Then there’s Yamdoot, the ostensible villain of the piece, and a character who seems more sympathetic every time I watch the film. Smartly played by Roshan Seth (the one well-known name in the cast), professor YD Bilimoria may be a sour bastard, but he’s the same sour bastard to everyone, whether topper, poser or burnout. I’ve always loved the scene where he bails Annie and his bar dancer girlfriend out of prison in the middle of the night – not only because it hints at the fundamental decency lurking beneath his sarcastic hide, but also because we learn that this forty-something professor lives at home with his mother, who tells him to wear his half-sleeve vest if he’s planning to go out.

Yamdoot’s clashes with Radha over her thesis are obviously intended as a jab at the soullessness of our education system. Yet, it’s always seemed to me like Radha’s talking through her hat (quite literally, in one scene), while Bilimoria is simply trying to get a bright student to defend her ideas. I’m not sure if Roy intended to play Radha from the beginning, but in many ways the character is a rough draft for the idea of ‘Arundhati Roy’ – that heady mixture of eloquence, opportunism and conscience. Here, in her loose-fitting clothes and long earrings, she cuts a singular figure; the kind of girl whose opinions you may not have shared but were nevertheless fascinated by in college.

Even though Annie was made in 1988 and set in '74, it holds up remarkably well. The hostel life shown here isn’t very different from my own memory of college: extended lull periods broken by bursts of panicked activity. Most of the dialogue is in English, but it’s the sort of English spoken by Delhi kids – mixed in with Hindi and Punjabi and a Haryanvi twang (Delhi Belly would do the same, years later). The rituals of hostel life – the last-minute cramming, the copying of old projects, the friendships with canteen boy and guard – are built into the script’s DNA. And these small touches are what linger on, long after one’s forgotten whether Annie got his head in the game long enough to make a coherent presentation and graduate.  

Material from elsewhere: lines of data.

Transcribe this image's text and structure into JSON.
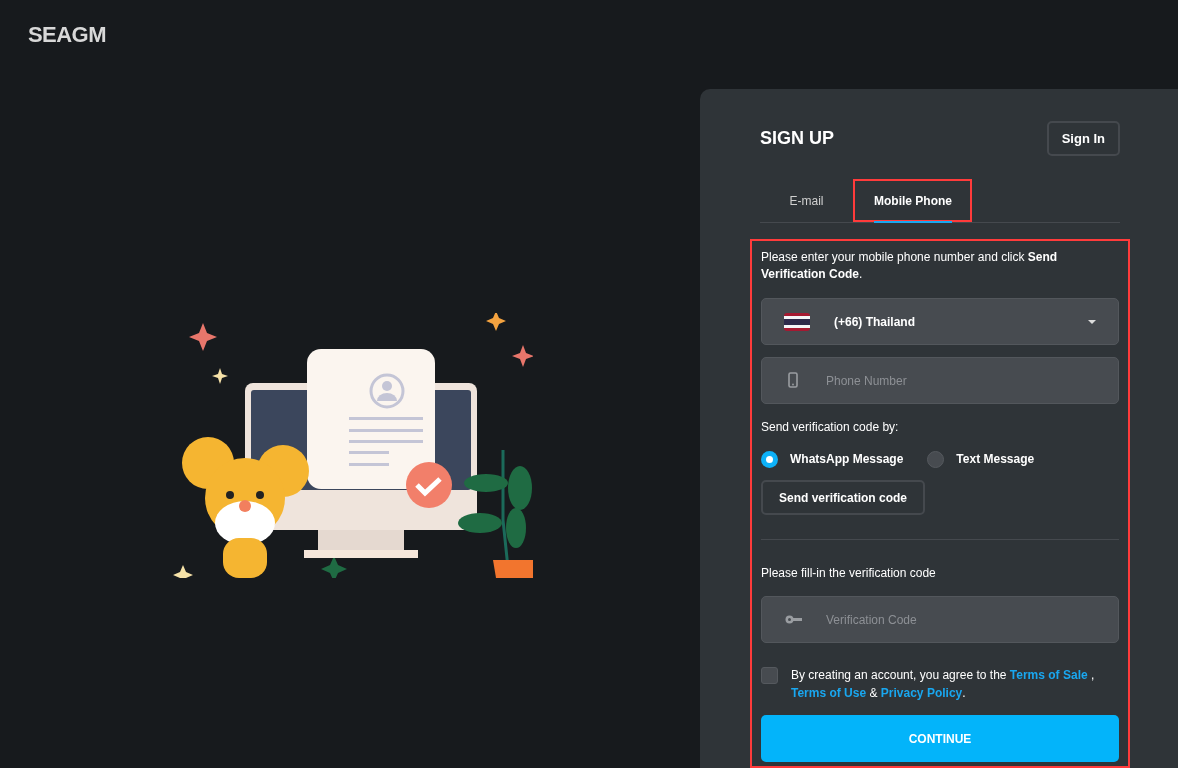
{
  "logo": "SEAGM",
  "form": {
    "title": "SIGN UP",
    "sign_in_button": "Sign In",
    "tabs": [
      {
        "label": "E-mail",
        "selected": false,
        "highlighted": false
      },
      {
        "label": "Mobile Phone",
        "selected": true,
        "highlighted": true
      }
    ],
    "instruction": "Please enter your mobile phone number and click **Send Verification Code**.",
    "country_select": {
      "value": "(+66) Thailand"
    },
    "phone_field": {
      "placeholder": "Phone Number"
    },
    "method_label": "Send verification code by:",
    "methods": [
      {
        "label": "WhatsApp Message",
        "selected": true
      },
      {
        "label": "Text Message",
        "selected": false
      }
    ],
    "send_button": "Send verification code",
    "code_label": "Please fill-in the verification code",
    "code_field": {
      "placeholder": "Verification Code"
    },
    "agreement": {
      "checked": false,
      "parts": [
        {
          "kind": "text",
          "text": "By creating an account, you agree to the"
        },
        {
          "kind": "link",
          "text": "Terms of Sale"
        },
        {
          "kind": "text",
          "text": ","
        },
        {
          "kind": "link",
          "text": "Terms of Use"
        },
        {
          "kind": "text",
          "text": "&"
        },
        {
          "kind": "link",
          "text": "Privacy Policy"
        },
        {
          "kind": "text",
          "text": "."
        }
      ]
    },
    "continue_button": "CONTINUE",
    "highlighted": true
  }
}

We know what happened to Roy after the movie. What of the others? That dorky guy with centre-parted hair and a high voice became one of Bollywood’s biggest stars. Raina trained at the International Centre for Kathakali and taught at the National School of Drama. Raghubir Yadav, billed as ‘Cycle Cheapskate’, went on to become one of the greatest character actors of his generation. After directing Electric Moon in 2002, Krishen left the movies for a career as an environmentalist, writing the seminal Trees of Delhi. Producer Bobby Bedi coaxed life into tough-sell projects like Bandit Queen and Fire. And Himani Shivpuri, very funny as Annie’s girlfriend, became a popular TV star and movie bit player.

Though there’s a grimy print up on YouTube, a proper DVD release would go some way in aiding the rediscovery and reassessment of Annie. Along with English, August (1994), it’s a precursor to the multiplex films that would pop up two decades later. There are theses waiting to be written on its place in the college film, slacker film, Delhi film and stoner film pantheons. But no matter how much one theorises about the film, its greatest pleasures will always be the incidental ones: the lo-fi instrumental covers of Beatles songs on the soundtrack; Annie calling out “Aa aa aa” to his beloved hen; a hard-won make-out session interrupted by a falling Ugandan in a yellow helmet. Like Roy’s breakthrough novel, In Which Annie Gives It Those Ones finds God in the little details. 


Unknown said...

Stumbled on this and your notes reflect my thoughts about this wonderful film. I saw it on its initial Doordarshan broadcast and thought about it for years until I had the chance to see it again on the grimy print you mention on Youtube. Today, typing the title again in Youtube i was delighted to see that someone has uploaded a cleaned up print of the film which he states is 'Digitally Remastered'. It was like watching the film again anew! Date of upload 24th July 2015.

a fan apart said...

Oh wow. Just saw it myself. You're right - this is like a new film. So strange. I wonder if Pradip knows about it.